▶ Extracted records
▽

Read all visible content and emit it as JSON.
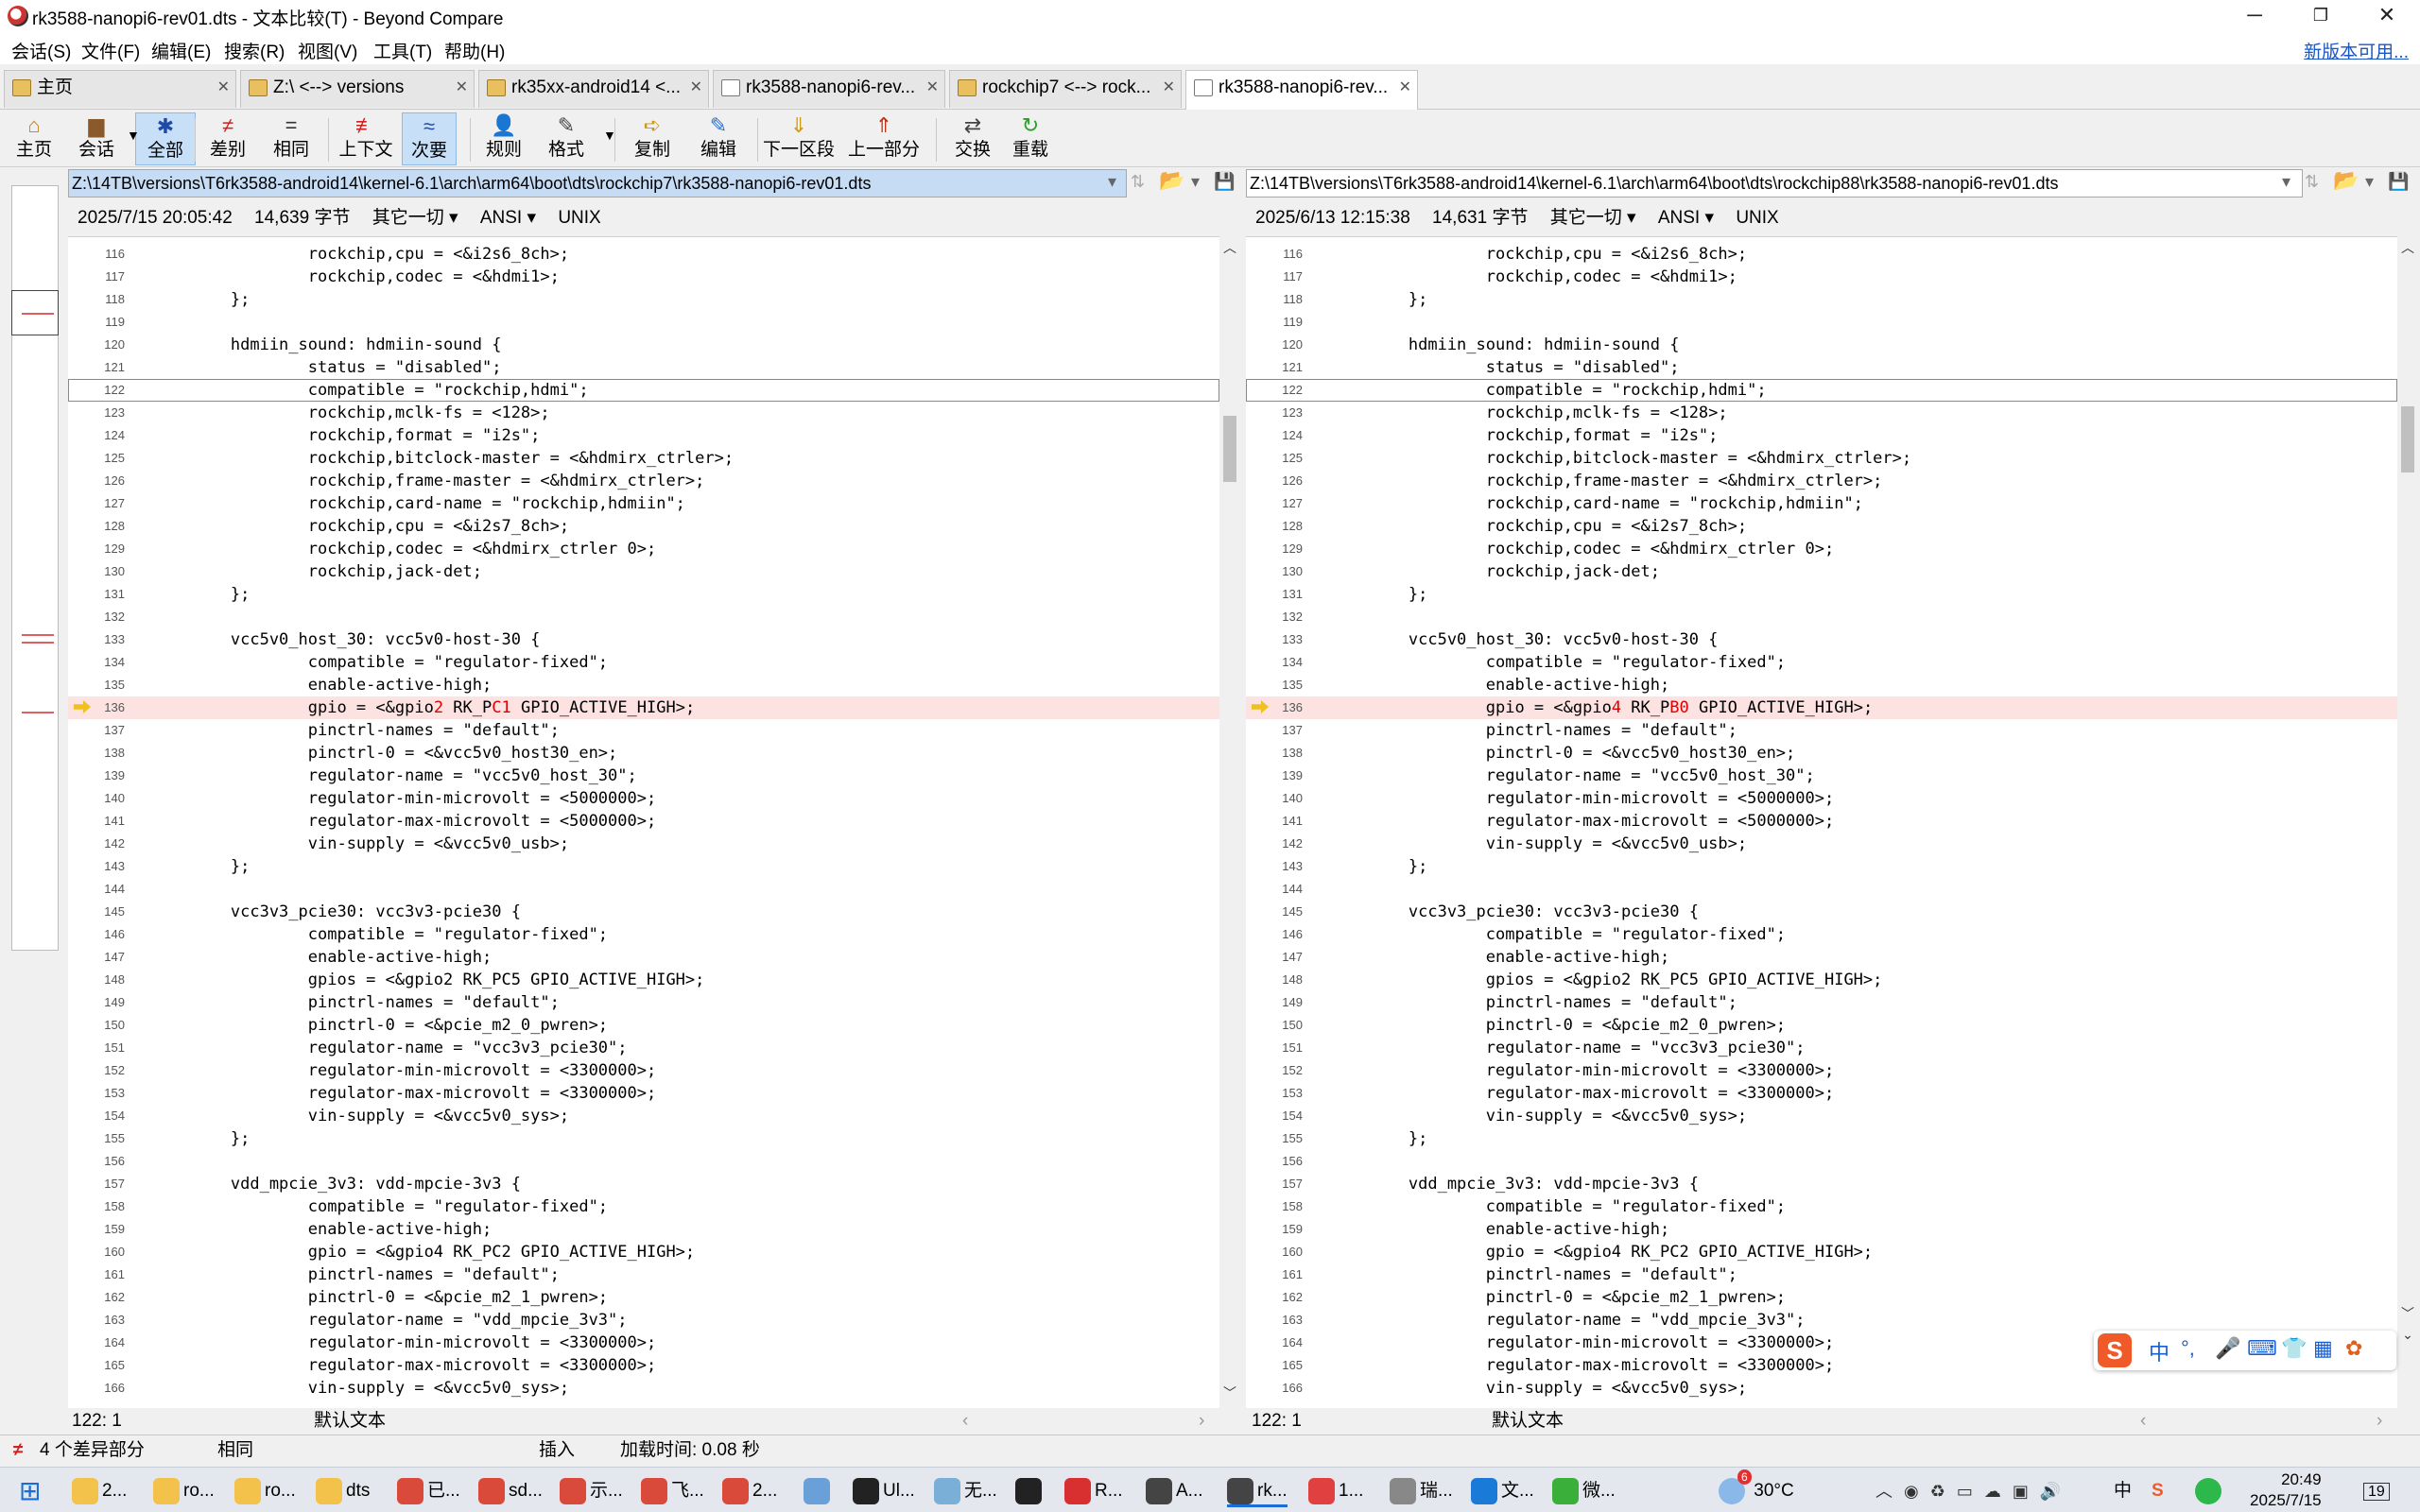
{
  "window": {
    "title": "rk3588-nanopi6-rev01.dts - 文本比较(T) - Beyond Compare",
    "min": "─",
    "max": "❐",
    "close": "✕"
  },
  "menu": [
    "会话(S)",
    "文件(F)",
    "编辑(E)",
    "搜索(R)",
    "视图(V)",
    "工具(T)",
    "帮助(H)"
  ],
  "new_version": "新版本可用...",
  "tabs": [
    {
      "label": "主页",
      "active": false
    },
    {
      "label": "Z:\\ <--> versions",
      "active": false
    },
    {
      "label": "rk35xx-android14 <...",
      "active": false
    },
    {
      "label": "rk3588-nanopi6-rev...",
      "active": false
    },
    {
      "label": "rockchip7 <--> rock...",
      "active": false
    },
    {
      "label": "rk3588-nanopi6-rev...",
      "active": true
    }
  ],
  "toolbar": [
    {
      "label": "主页",
      "icon": "home-icon",
      "glyph": "⌂",
      "color": "#c07d20"
    },
    {
      "label": "会话",
      "icon": "session-icon",
      "glyph": "▆",
      "color": "#8a5a2a"
    },
    {
      "label": "全部",
      "icon": "all-icon",
      "glyph": "✱",
      "color": "#1f4aa8",
      "active": true
    },
    {
      "label": "差别",
      "icon": "diff-icon",
      "glyph": "≠",
      "color": "#d02020"
    },
    {
      "label": "相同",
      "icon": "same-icon",
      "glyph": "=",
      "color": "#333333"
    },
    {
      "label": "上下文",
      "icon": "context-icon",
      "glyph": "≢",
      "color": "#d02020"
    },
    {
      "label": "次要",
      "icon": "minor-icon",
      "glyph": "≈",
      "color": "#1f4aa8",
      "active": true
    },
    {
      "label": "规则",
      "icon": "rules-icon",
      "glyph": "👤",
      "color": "#444"
    },
    {
      "label": "格式",
      "icon": "format-icon",
      "glyph": "✎",
      "color": "#444"
    },
    {
      "label": "复制",
      "icon": "copy-icon",
      "glyph": "➪",
      "color": "#d09a10"
    },
    {
      "label": "编辑",
      "icon": "edit-icon",
      "glyph": "✎",
      "color": "#2a6fcf"
    },
    {
      "label": "下一区段",
      "icon": "next-section-icon",
      "glyph": "⇓",
      "color": "#d09a10"
    },
    {
      "label": "上一部分",
      "icon": "prev-section-icon",
      "glyph": "⇑",
      "color": "#c03010"
    },
    {
      "label": "交换",
      "icon": "swap-icon",
      "glyph": "⇄",
      "color": "#444"
    },
    {
      "label": "重载",
      "icon": "reload-icon",
      "glyph": "↻",
      "color": "#2aa02a"
    }
  ],
  "left": {
    "path": "Z:\\14TB\\versions\\T6rk3588-android14\\kernel-6.1\\arch\\arm64\\boot\\dts\\rockchip7\\rk3588-nanopi6-rev01.dts",
    "date": "2025/7/15 20:05:42",
    "size": "14,639 字节",
    "other": "其它一切",
    "encoding": "ANSI",
    "eol": "UNIX",
    "cursor": "122: 1",
    "mode": "默认文本"
  },
  "right": {
    "path": "Z:\\14TB\\versions\\T6rk3588-android14\\kernel-6.1\\arch\\arm64\\boot\\dts\\rockchip88\\rk3588-nanopi6-rev01.dts",
    "date": "2025/6/13 12:15:38",
    "size": "14,631 字节",
    "other": "其它一切",
    "encoding": "ANSI",
    "eol": "UNIX",
    "cursor": "122: 1",
    "mode": "默认文本"
  },
  "lines": [
    {
      "n": "116",
      "t": "\t\trockchip,cpu = <&i2s6_8ch>;"
    },
    {
      "n": "117",
      "t": "\t\trockchip,codec = <&hdmi1>;"
    },
    {
      "n": "118",
      "t": "\t};"
    },
    {
      "n": "119",
      "t": ""
    },
    {
      "n": "120",
      "t": "\thdmiin_sound: hdmiin-sound {"
    },
    {
      "n": "121",
      "t": "\t\tstatus = \"disabled\";"
    },
    {
      "n": "122",
      "t": "\t\tcompatible = \"rockchip,hdmi\";",
      "cur": true
    },
    {
      "n": "123",
      "t": "\t\trockchip,mclk-fs = <128>;"
    },
    {
      "n": "124",
      "t": "\t\trockchip,format = \"i2s\";"
    },
    {
      "n": "125",
      "t": "\t\trockchip,bitclock-master = <&hdmirx_ctrler>;"
    },
    {
      "n": "126",
      "t": "\t\trockchip,frame-master = <&hdmirx_ctrler>;"
    },
    {
      "n": "127",
      "t": "\t\trockchip,card-name = \"rockchip,hdmiin\";"
    },
    {
      "n": "128",
      "t": "\t\trockchip,cpu = <&i2s7_8ch>;"
    },
    {
      "n": "129",
      "t": "\t\trockchip,codec = <&hdmirx_ctrler 0>;"
    },
    {
      "n": "130",
      "t": "\t\trockchip,jack-det;"
    },
    {
      "n": "131",
      "t": "\t};"
    },
    {
      "n": "132",
      "t": ""
    },
    {
      "n": "133",
      "t": "\tvcc5v0_host_30: vcc5v0-host-30 {"
    },
    {
      "n": "134",
      "t": "\t\tcompatible = \"regulator-fixed\";"
    },
    {
      "n": "135",
      "t": "\t\tenable-active-high;"
    },
    {
      "n": "136",
      "diff": true
    },
    {
      "n": "137",
      "t": "\t\tpinctrl-names = \"default\";"
    },
    {
      "n": "138",
      "t": "\t\tpinctrl-0 = <&vcc5v0_host30_en>;"
    },
    {
      "n": "139",
      "t": "\t\tregulator-name = \"vcc5v0_host_30\";"
    },
    {
      "n": "140",
      "t": "\t\tregulator-min-microvolt = <5000000>;"
    },
    {
      "n": "141",
      "t": "\t\tregulator-max-microvolt = <5000000>;"
    },
    {
      "n": "142",
      "t": "\t\tvin-supply = <&vcc5v0_usb>;"
    },
    {
      "n": "143",
      "t": "\t};"
    },
    {
      "n": "144",
      "t": ""
    },
    {
      "n": "145",
      "t": "\tvcc3v3_pcie30: vcc3v3-pcie30 {"
    },
    {
      "n": "146",
      "t": "\t\tcompatible = \"regulator-fixed\";"
    },
    {
      "n": "147",
      "t": "\t\tenable-active-high;"
    },
    {
      "n": "148",
      "t": "\t\tgpios = <&gpio2 RK_PC5 GPIO_ACTIVE_HIGH>;"
    },
    {
      "n": "149",
      "t": "\t\tpinctrl-names = \"default\";"
    },
    {
      "n": "150",
      "t": "\t\tpinctrl-0 = <&pcie_m2_0_pwren>;"
    },
    {
      "n": "151",
      "t": "\t\tregulator-name = \"vcc3v3_pcie30\";"
    },
    {
      "n": "152",
      "t": "\t\tregulator-min-microvolt = <3300000>;"
    },
    {
      "n": "153",
      "t": "\t\tregulator-max-microvolt = <3300000>;"
    },
    {
      "n": "154",
      "t": "\t\tvin-supply = <&vcc5v0_sys>;"
    },
    {
      "n": "155",
      "t": "\t};"
    },
    {
      "n": "156",
      "t": ""
    },
    {
      "n": "157",
      "t": "\tvdd_mpcie_3v3: vdd-mpcie-3v3 {"
    },
    {
      "n": "158",
      "t": "\t\tcompatible = \"regulator-fixed\";"
    },
    {
      "n": "159",
      "t": "\t\tenable-active-high;"
    },
    {
      "n": "160",
      "t": "\t\tgpio = <&gpio4 RK_PC2 GPIO_ACTIVE_HIGH>;"
    },
    {
      "n": "161",
      "t": "\t\tpinctrl-names = \"default\";"
    },
    {
      "n": "162",
      "t": "\t\tpinctrl-0 = <&pcie_m2_1_pwren>;"
    },
    {
      "n": "163",
      "t": "\t\tregulator-name = \"vdd_mpcie_3v3\";"
    },
    {
      "n": "164",
      "t": "\t\tregulator-min-microvolt = <3300000>;"
    },
    {
      "n": "165",
      "t": "\t\tregulator-max-microvolt = <3300000>;"
    },
    {
      "n": "166",
      "t": "\t\tvin-supply = <&vcc5v0_sys>;"
    }
  ],
  "diff_line": {
    "left": [
      "\t\tgpio = <&gpio",
      "2",
      " RK_P",
      "C1",
      " GPIO_ACTIVE_HIGH>;"
    ],
    "right": [
      "\t\tgpio = <&gpio",
      "4",
      " RK_P",
      "B0",
      " GPIO_ACTIVE_HIGH>;"
    ]
  },
  "status": {
    "diff_count": "4 个差异部分",
    "same": "相同",
    "insert": "插入",
    "load_time": "加载时间: 0.08 秒"
  },
  "taskbar": {
    "items": [
      {
        "label": "2...",
        "icon": "folder-icon",
        "color": "#f2c24a"
      },
      {
        "label": "ro...",
        "icon": "folder-icon",
        "color": "#f2c24a"
      },
      {
        "label": "ro...",
        "icon": "folder-icon",
        "color": "#f2c24a"
      },
      {
        "label": "dts",
        "icon": "folder-icon",
        "color": "#f2c24a"
      },
      {
        "label": "已...",
        "icon": "browser-icon",
        "color": "#d94a3a"
      },
      {
        "label": "sd...",
        "icon": "browser-icon",
        "color": "#d94a3a"
      },
      {
        "label": "示...",
        "icon": "browser-icon",
        "color": "#d94a3a"
      },
      {
        "label": "飞...",
        "icon": "browser-icon",
        "color": "#d94a3a"
      },
      {
        "label": "2...",
        "icon": "browser-icon",
        "color": "#d94a3a"
      },
      {
        "label": "",
        "icon": "paint-icon",
        "color": "#6aa0d8"
      },
      {
        "label": "Ul...",
        "icon": "ultraedit-icon",
        "color": "#222"
      },
      {
        "label": "无...",
        "icon": "notepad-icon",
        "color": "#7ab0d8"
      },
      {
        "label": "",
        "icon": "terminal-icon",
        "color": "#222"
      },
      {
        "label": "R...",
        "icon": "wps-icon",
        "color": "#d83030"
      },
      {
        "label": "A...",
        "icon": "beyond-compare-icon",
        "color": "#444"
      },
      {
        "label": "rk...",
        "icon": "beyond-compare-icon",
        "color": "#444",
        "active": true
      },
      {
        "label": "1...",
        "icon": "app-icon",
        "color": "#e04040"
      },
      {
        "label": "瑞...",
        "icon": "tool-icon",
        "color": "#888"
      },
      {
        "label": "文...",
        "icon": "edge-icon",
        "color": "#1a7ad8"
      },
      {
        "label": "微...",
        "icon": "wechat-icon",
        "color": "#3ab03a"
      }
    ],
    "weather": "30°C",
    "weather_badge": "6",
    "ime_lang": "中",
    "time": "20:49",
    "date": "2025/7/15",
    "notif": "19"
  },
  "ime_float": {
    "logo": "S",
    "lang": "中"
  }
}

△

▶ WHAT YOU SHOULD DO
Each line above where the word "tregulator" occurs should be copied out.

▶ FINISHED TASK
      "t": "\t\tregulator-name = \"vcc5v0_host_30\";"
      "t": "\t\tregulator-min-microvolt = <5000000>;"
      "t": "\t\tregulator-max-microvolt = <5000000>;"
      "t": "\t\tregulator-name = \"vcc3v3_pcie30\";"
      "t": "\t\tregulator-min-microvolt = <3300000>;"
      "t": "\t\tregulator-max-microvolt = <3300000>;"
      "t": "\t\tregulator-name = \"vdd_mpcie_3v3\";"
      "t": "\t\tregulator-min-microvolt = <3300000>;"
      "t": "\t\tregulator-max-microvolt = <3300000>;"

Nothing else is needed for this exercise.